What is the number of lines below that include the string "alexandradaddario"? Provide that number alone.

* The data
↓
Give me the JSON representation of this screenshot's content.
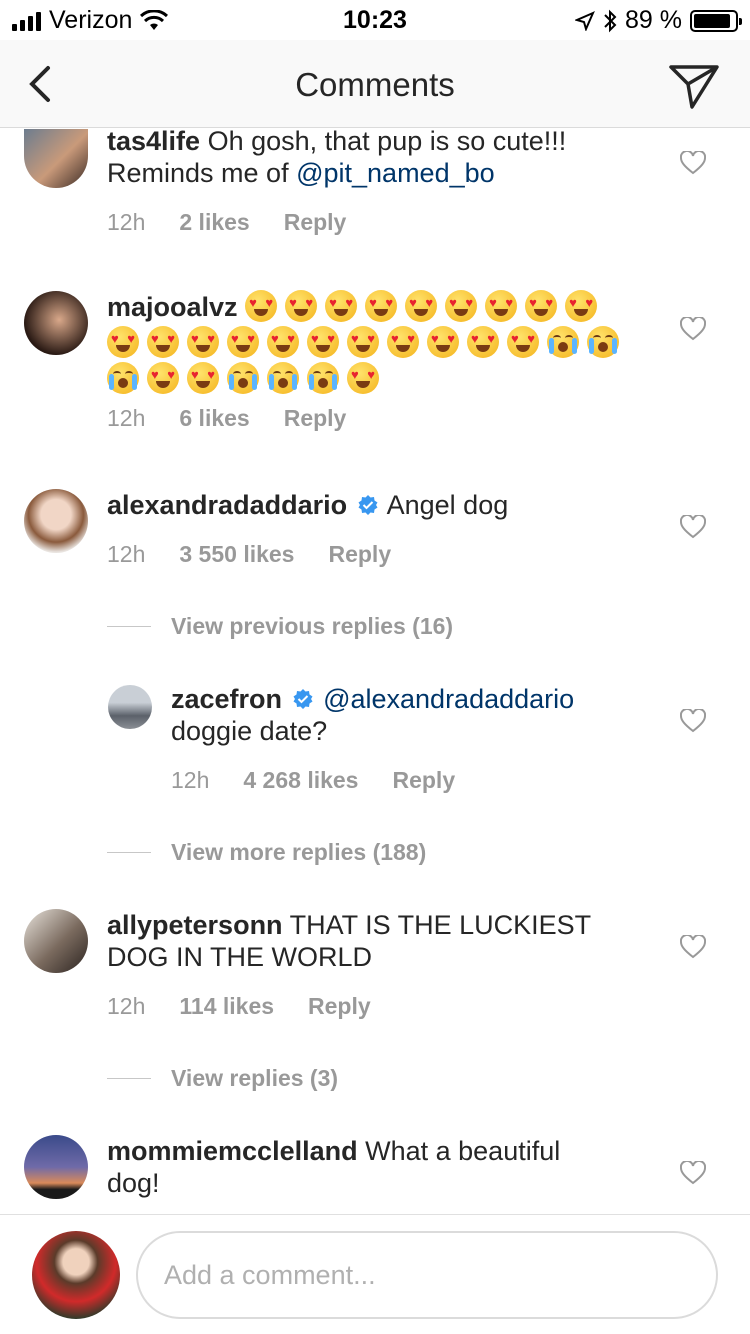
{
  "status_bar": {
    "carrier": "Verizon",
    "time": "10:23",
    "battery_percent": "89 %",
    "battery_level": 0.89
  },
  "nav": {
    "title": "Comments"
  },
  "comments": [
    {
      "username": "tas4life",
      "text": "Oh gosh, that pup is so cute!!!",
      "text_line2_prefix": "Reminds me of",
      "mention": "@pit_named_bo",
      "time": "12h",
      "likes": "2 likes",
      "reply": "Reply"
    },
    {
      "username": "majooalvz",
      "emoji_line1": [
        "love",
        "love",
        "love",
        "love",
        "love",
        "love",
        "love",
        "love",
        "love"
      ],
      "emoji_line2": [
        "love",
        "love",
        "love",
        "love",
        "love",
        "love",
        "love",
        "love",
        "love",
        "love",
        "love",
        "cry",
        "cry"
      ],
      "emoji_line3": [
        "cry",
        "love",
        "love",
        "cry",
        "cry",
        "cry",
        "love"
      ],
      "time": "12h",
      "likes": "6 likes",
      "reply": "Reply"
    },
    {
      "username": "alexandradaddario",
      "verified": true,
      "text": "Angel dog",
      "time": "12h",
      "likes": "3 550 likes",
      "reply": "Reply",
      "view_replies": "View previous replies (16)"
    },
    {
      "username": "zacefron",
      "verified": true,
      "mention": "@alexandradaddario",
      "text": "doggie date?",
      "time": "12h",
      "likes": "4 268 likes",
      "reply": "Reply",
      "view_replies": "View more replies (188)"
    },
    {
      "username": "allypetersonn",
      "text_line1": "THAT IS THE LUCKIEST",
      "text_line2": "DOG IN THE WORLD",
      "time": "12h",
      "likes": "114 likes",
      "reply": "Reply",
      "view_replies": "View replies (3)"
    },
    {
      "username": "mommiemcclelland",
      "text_line1": "What a beautiful",
      "text_line2": "dog!"
    }
  ],
  "input": {
    "placeholder": "Add a comment..."
  },
  "icons": {
    "back": "chevron-left-icon",
    "send": "paper-plane-icon",
    "like": "heart-outline-icon",
    "verified": "verified-badge-icon"
  },
  "colors": {
    "mention": "#003569",
    "meta": "#999999",
    "verified": "#3897f0"
  }
}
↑
* Solution below
2